“I don't see any other reason to be in the illegal market if they are offering this way up,” Ortoll said. “So, it’s up to somebody to go and grab it, in my opinion, and that’s what I’m doing.”
But not everybody’s embracing the legal market.
'It’s a really Yankee part of me that likes to do business over a handshake'
Black market cannabis is still king. That’s because, like any business, it’s about convenience and price. Many towns have pushed back against legal marijuana – both medical and recreational.
A 56-year-old housewife from Franklin County, Massachusetts -- a medical user -- said she has visited a medical marijuana dispensary. But it’s a bit of a ride, and had long lines.

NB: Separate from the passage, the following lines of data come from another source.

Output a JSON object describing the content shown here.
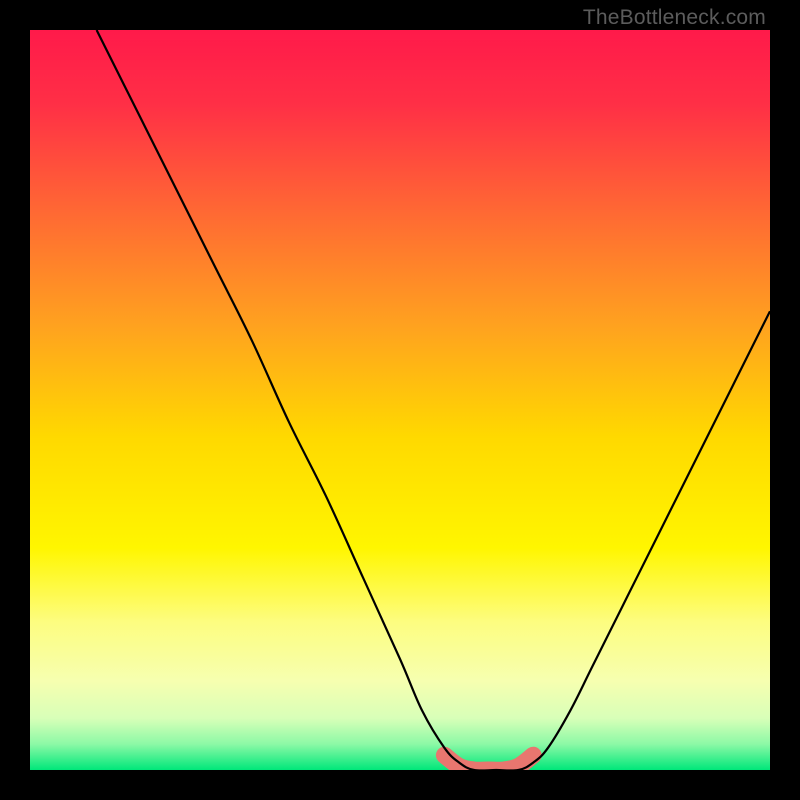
{
  "watermark": "TheBottleneck.com",
  "colors": {
    "frame": "#000000",
    "curve": "#000000",
    "highlight": "#e8766f",
    "gradient_stops": [
      {
        "offset": 0.0,
        "color": "#ff1a4a"
      },
      {
        "offset": 0.1,
        "color": "#ff2f46"
      },
      {
        "offset": 0.25,
        "color": "#ff6a33"
      },
      {
        "offset": 0.4,
        "color": "#ffa21f"
      },
      {
        "offset": 0.55,
        "color": "#ffd900"
      },
      {
        "offset": 0.7,
        "color": "#fff600"
      },
      {
        "offset": 0.8,
        "color": "#fdfd80"
      },
      {
        "offset": 0.88,
        "color": "#f6ffb0"
      },
      {
        "offset": 0.93,
        "color": "#d8ffb8"
      },
      {
        "offset": 0.965,
        "color": "#8cf9a6"
      },
      {
        "offset": 1.0,
        "color": "#00e77a"
      }
    ]
  },
  "chart_data": {
    "type": "line",
    "title": "",
    "xlabel": "",
    "ylabel": "",
    "xlim": [
      0,
      100
    ],
    "ylim": [
      0,
      100
    ],
    "grid": false,
    "description": "V-shaped bottleneck curve with a flat optimal valley. y represents bottleneck severity (0 at valley = optimal, ~100 at edges = severe). x covers the full plot width.",
    "series": [
      {
        "name": "bottleneck-curve",
        "x": [
          9,
          15,
          20,
          25,
          30,
          35,
          40,
          45,
          50,
          53,
          56,
          58,
          60,
          63,
          66,
          68,
          70,
          73,
          76,
          80,
          85,
          90,
          95,
          100
        ],
        "y": [
          100,
          88,
          78,
          68,
          58,
          47,
          37,
          26,
          15,
          8,
          3,
          1,
          0,
          0,
          0,
          1,
          3,
          8,
          14,
          22,
          32,
          42,
          52,
          62
        ]
      }
    ],
    "highlight": {
      "description": "Thick rounded pink segment marking the flat valley (optimal zone).",
      "x": [
        56,
        58,
        60,
        62,
        64,
        66,
        68
      ],
      "y": [
        2,
        0.5,
        0,
        0,
        0,
        0.5,
        2
      ]
    }
  }
}
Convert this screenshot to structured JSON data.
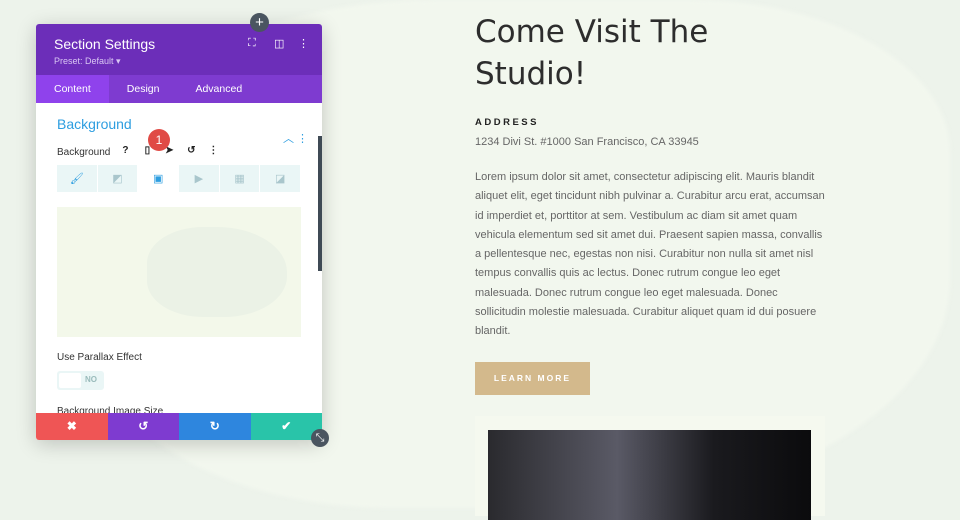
{
  "panel": {
    "title": "Section Settings",
    "preset": "Preset: Default ▾",
    "tabs": [
      {
        "label": "Content",
        "active": true
      },
      {
        "label": "Design"
      },
      {
        "label": "Advanced"
      }
    ],
    "section_title": "Background",
    "bg_label": "Background",
    "badge": "1",
    "parallax_label": "Use Parallax Effect",
    "parallax_value": "NO",
    "image_size_label": "Background Image Size",
    "colors": {
      "header": "#6c2eb9",
      "cancel": "#ef5555",
      "undo": "#7e3bd0",
      "redo": "#2e86de",
      "save": "#29c4a9"
    }
  },
  "page": {
    "heading": "Come Visit The Studio!",
    "address_heading": "ADDRESS",
    "address": "1234 Divi St. #1000 San Francisco, CA 33945",
    "body": "Lorem ipsum dolor sit amet, consectetur adipiscing elit. Mauris blandit aliquet elit, eget tincidunt nibh pulvinar a. Curabitur arcu erat, accumsan id imperdiet et, porttitor at sem. Vestibulum ac diam sit amet quam vehicula elementum sed sit amet dui. Praesent sapien massa, convallis a pellentesque nec, egestas non nisi. Curabitur non nulla sit amet nisl tempus convallis quis ac lectus. Donec rutrum congue leo eget malesuada. Donec rutrum congue leo eget malesuada. Donec sollicitudin molestie malesuada. Curabitur aliquet quam id dui posuere blandit.",
    "button": "LEARN MORE",
    "button_color": "#d3b98c"
  }
}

"When the dispensaries opened, they were slightly more expensive than black market weed," she said. "Pretty quickly, black market weed became less expensive."
A few years ago, an ounce of high-quality cannabis on the street went for $300 to $400. Now it’s down to $250 or even $150.
Some believe that’s because the overall supply has grown, either from people growing their own or Massachusetts medical dispensaries, or illegal shipments coming in from western states.
Prices at medical dispensaries have dropped. But at $300 to $350 an ounce, they still exceed the street price.
With no retail stores open, many are sticking with the unregulated market – including, at times, the Franklin County housewife, for several reasons.
“Quality, human connection, providence. I know where it comes from. Price. I think it’s a really Yankee part of me that likes to do business over a handshake,” she said.
But that loyalty is going to be tested, if what happened to marijuana prices in other states happens here. In its first two years, the legal retail price in Washington state dropped by nearly two-thirds.
If in time, the legal price shifts in Massachusetts, the 71-year-old builder said, he will too.
“If the prices are equal to or slightly above my prices,” he said, “I would have no reason to ever, ever, ever participate in sales. There would be no need.”
That’s a long way off. No one is even certain when the first retail marijuana store will open in Massachusetts.